Institutional investors may gain easy access to a bonanza of equities execution data as the Americas buy-side execution working group of standards body FIX Protocol Limited (FPL) examined whether to adapt its messaging protocol and execution venue reporting guidelines to support data on where orders were routed, but not filled.
The FIX protocol's three current messaging tags define: whether a trade was a principal or agency trade; on which market it was executed; and whether the trade added liquidity, removed liquidity, was routed out or took part in an auction (tags 29, 30 and 851 respectively).
By analysing sub-order routing data, buy-side firms could better grade the performance of individual trading algorithms and venues and eliminate the poorest performer, says David Lewis, head trader for US stocks at Franklin Templeton Investments (FTI).
"The idea sounds good conceptually," agrees Brian Lees, co-chair of the FPL working group and manager of application development at The Capital Group Companies. "But when it gets down to the details, you have to be careful for what you ask."
Of devils and details
The FPL working group has been investigating issues relating to how buy-side firms might handle the additional data volume and whether brokers would be willing to provide it since its February meeting where Barclays presented work it had been doing with leading institutional investors like FTI, Putnam Investments and Wellington Management since the summer of 2012.
"We have a working group of approximately 20 buy-side firms," says Linda Giordano, director of equities at Barclays. "Member firms are different sizes, but they all want to answer this question about the footprints their trades leave."
Everyone involved in the discussion acknowledge that the buy-side will receive a significant amount of added execution data than they currently receive, but no one knows how much more it will be.
Jeff Alexander, director of equities at Barclays, estimates that the ratio between routed orders and their fills could range from 0.5:1 to 1.5:1, "which is a very rough estimate".
FTI's Lewis, on the other hand, estimates a ratio somewhere between 5:1 and 10:1, based on his experience.
Other new data elements up for inclusion in FIX protocol include algorithm names, level of aggressiveness and original routing destinations, but Alexander insists the FIX message will also need to include a snapshot of when the trader or smart order router decided where to route the order.
Few institutional investors have the resources to marry their broker execution reports with their own market data feed, he explains. "It's tremendously expensive."
Even if institutional investors relied their broker for market data, processing the data is not without costs.
"If the brokers sent all the sub-second ping messages into our systems using the FIX protocol, I'm not sure if we could handle it," says Lewis. "It would be great to receive that data and analyse it, but we would probably have to receive it in some sort of batch file."
This has not stopped FTI's plan to buy a complex event processing (CEP) platform to mine its sub-order routing data in real time.
Smaller buy-side institutions with limited IT budgets likely will receive the same data in an end-of-day batch file.
All of this might be moot if the broker community decides not to provide data.
Many brokers have trepidations, says FPL's Lees. "They are concerned that third parties could deconstruct their trading algorithms by looking at where they routed trades but didn't get a fill."

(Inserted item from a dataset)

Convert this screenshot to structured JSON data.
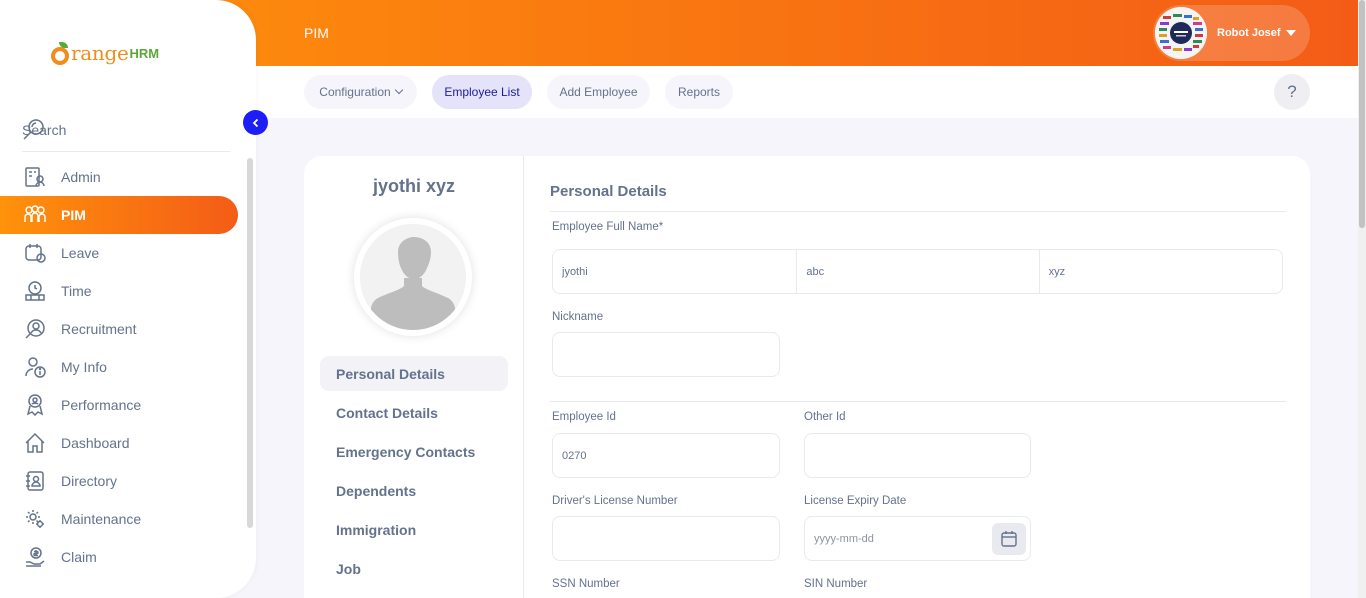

For global brokers like Barclays providing such data is not a problem as long as it can be done in a standard format, according to Barclays' Giordano. Her firm has been providing sub-routing data to certain clients in what she says is an interim fashion.
If the project goes ahead, FPL can provide support by adding message types to the existing protocol and releasing them via a future extension pack or repurpose existing message types to support new data.
'Hacking' the protocol could lead to faster deliverables and quicker adoption, but only firms with flexible order and execution management systems would be able to take advantage of it, according to Barclays' Alexander. Firms that use third-party platforms would need to wait until their vendors rolled out support.
Giordano describes the current conversation between external parties and the FPL working groups on these points as "fluid".
The next step for the FPL working group is to preform a case study in which Barclays provides each working group member with the sub-order data related to various representative trades made by their firms and discuss them at the next working group meeting slated for later this month, according to Lees.